Excerpts from an interface dataset
-------

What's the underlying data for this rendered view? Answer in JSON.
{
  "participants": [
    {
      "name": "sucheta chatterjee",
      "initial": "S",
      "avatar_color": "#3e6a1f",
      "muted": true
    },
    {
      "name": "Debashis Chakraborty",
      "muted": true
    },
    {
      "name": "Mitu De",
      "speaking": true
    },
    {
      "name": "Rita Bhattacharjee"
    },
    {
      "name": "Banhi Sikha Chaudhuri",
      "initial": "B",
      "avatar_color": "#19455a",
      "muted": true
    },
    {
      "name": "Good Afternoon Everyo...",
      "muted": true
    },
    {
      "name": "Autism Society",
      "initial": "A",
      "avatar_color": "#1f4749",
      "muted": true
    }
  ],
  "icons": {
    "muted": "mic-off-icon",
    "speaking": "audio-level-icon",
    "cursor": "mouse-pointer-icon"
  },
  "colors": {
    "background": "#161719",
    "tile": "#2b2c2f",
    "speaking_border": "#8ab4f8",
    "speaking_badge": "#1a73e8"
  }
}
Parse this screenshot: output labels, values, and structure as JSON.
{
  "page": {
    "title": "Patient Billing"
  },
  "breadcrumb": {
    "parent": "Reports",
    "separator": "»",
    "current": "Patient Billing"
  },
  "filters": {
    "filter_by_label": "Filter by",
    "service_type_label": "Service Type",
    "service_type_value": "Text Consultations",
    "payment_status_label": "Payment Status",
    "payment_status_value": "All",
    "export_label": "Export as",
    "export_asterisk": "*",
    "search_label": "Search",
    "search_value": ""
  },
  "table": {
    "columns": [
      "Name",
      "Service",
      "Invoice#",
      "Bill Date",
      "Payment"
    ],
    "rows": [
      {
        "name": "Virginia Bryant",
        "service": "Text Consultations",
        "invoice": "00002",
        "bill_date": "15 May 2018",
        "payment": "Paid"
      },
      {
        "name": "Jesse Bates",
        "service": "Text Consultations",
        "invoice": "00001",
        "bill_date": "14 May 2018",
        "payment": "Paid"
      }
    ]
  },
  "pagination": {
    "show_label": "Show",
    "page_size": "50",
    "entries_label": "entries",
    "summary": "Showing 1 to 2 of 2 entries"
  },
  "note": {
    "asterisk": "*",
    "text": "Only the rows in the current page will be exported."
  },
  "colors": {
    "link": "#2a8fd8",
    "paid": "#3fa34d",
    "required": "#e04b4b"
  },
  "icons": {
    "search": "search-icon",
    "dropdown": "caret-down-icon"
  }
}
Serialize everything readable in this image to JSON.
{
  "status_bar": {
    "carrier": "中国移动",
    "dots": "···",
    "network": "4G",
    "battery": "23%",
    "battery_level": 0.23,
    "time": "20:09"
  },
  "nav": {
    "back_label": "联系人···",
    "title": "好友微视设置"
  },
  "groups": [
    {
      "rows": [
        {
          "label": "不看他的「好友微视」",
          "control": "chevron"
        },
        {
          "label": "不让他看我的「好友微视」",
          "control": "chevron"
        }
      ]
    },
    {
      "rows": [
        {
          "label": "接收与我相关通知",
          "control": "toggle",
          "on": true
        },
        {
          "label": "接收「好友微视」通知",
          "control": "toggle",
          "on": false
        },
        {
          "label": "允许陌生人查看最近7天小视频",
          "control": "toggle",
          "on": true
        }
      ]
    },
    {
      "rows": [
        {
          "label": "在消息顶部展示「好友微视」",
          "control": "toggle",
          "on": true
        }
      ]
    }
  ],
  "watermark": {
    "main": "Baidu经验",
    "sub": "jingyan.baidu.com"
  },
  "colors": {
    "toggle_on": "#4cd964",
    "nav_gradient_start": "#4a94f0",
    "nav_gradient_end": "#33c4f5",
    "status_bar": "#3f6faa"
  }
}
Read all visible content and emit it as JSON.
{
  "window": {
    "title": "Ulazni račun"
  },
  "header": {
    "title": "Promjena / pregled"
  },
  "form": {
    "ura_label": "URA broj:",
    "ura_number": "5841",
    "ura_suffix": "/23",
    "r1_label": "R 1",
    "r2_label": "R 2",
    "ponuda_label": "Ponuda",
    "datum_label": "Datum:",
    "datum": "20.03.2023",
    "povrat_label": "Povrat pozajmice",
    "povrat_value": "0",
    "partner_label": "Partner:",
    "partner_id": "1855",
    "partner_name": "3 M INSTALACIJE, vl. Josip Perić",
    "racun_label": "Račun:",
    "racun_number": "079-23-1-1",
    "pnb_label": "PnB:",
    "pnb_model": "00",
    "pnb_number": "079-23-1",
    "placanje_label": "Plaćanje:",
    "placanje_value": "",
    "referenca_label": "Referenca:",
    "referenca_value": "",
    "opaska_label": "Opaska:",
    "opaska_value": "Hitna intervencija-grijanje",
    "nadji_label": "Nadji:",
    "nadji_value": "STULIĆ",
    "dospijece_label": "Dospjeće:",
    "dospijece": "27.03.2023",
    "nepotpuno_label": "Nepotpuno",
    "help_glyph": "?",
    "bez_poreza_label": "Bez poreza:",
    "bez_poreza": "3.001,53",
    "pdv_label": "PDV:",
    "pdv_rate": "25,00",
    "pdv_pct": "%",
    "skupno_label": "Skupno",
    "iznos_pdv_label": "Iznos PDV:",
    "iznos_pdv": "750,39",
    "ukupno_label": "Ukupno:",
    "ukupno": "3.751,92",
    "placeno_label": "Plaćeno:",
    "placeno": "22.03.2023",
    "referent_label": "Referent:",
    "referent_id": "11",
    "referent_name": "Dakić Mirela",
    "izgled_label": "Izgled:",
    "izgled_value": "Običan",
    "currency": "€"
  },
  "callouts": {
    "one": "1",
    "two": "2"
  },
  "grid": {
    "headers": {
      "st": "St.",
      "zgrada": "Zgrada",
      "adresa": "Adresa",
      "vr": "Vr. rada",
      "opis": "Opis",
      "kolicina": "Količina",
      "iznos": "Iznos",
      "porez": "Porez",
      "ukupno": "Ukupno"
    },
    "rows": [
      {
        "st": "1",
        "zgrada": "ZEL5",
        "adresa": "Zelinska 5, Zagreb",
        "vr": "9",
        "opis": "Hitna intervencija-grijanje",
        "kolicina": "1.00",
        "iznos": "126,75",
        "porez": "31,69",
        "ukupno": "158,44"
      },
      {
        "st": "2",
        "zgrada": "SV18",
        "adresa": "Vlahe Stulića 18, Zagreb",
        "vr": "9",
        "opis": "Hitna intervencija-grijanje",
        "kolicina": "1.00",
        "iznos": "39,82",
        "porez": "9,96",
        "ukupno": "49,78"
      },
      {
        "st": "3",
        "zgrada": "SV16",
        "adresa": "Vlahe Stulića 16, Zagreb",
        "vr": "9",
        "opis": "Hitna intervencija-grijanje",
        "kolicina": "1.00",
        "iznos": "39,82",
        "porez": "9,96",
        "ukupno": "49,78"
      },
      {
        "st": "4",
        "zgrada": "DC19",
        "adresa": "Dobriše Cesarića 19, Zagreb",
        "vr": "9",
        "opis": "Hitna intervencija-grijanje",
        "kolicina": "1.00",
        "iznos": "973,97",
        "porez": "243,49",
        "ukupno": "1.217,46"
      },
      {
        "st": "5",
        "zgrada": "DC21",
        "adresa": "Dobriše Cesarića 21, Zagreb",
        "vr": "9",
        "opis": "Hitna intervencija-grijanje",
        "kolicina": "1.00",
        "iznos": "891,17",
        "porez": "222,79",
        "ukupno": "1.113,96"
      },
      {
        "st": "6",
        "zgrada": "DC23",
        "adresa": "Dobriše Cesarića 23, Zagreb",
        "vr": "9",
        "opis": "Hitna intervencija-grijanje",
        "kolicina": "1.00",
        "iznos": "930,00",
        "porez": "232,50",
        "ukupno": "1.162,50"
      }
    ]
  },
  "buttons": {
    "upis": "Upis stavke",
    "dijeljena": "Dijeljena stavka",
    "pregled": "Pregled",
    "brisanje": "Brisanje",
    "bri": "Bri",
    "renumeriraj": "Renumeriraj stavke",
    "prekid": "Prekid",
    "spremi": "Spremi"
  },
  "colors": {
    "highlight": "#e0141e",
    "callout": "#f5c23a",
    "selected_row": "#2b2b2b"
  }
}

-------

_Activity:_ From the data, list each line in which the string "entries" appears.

_Result of the exercise:_
    "entries_label": "entries",
    "summary": "Showing 1 to 2 of 2 entries"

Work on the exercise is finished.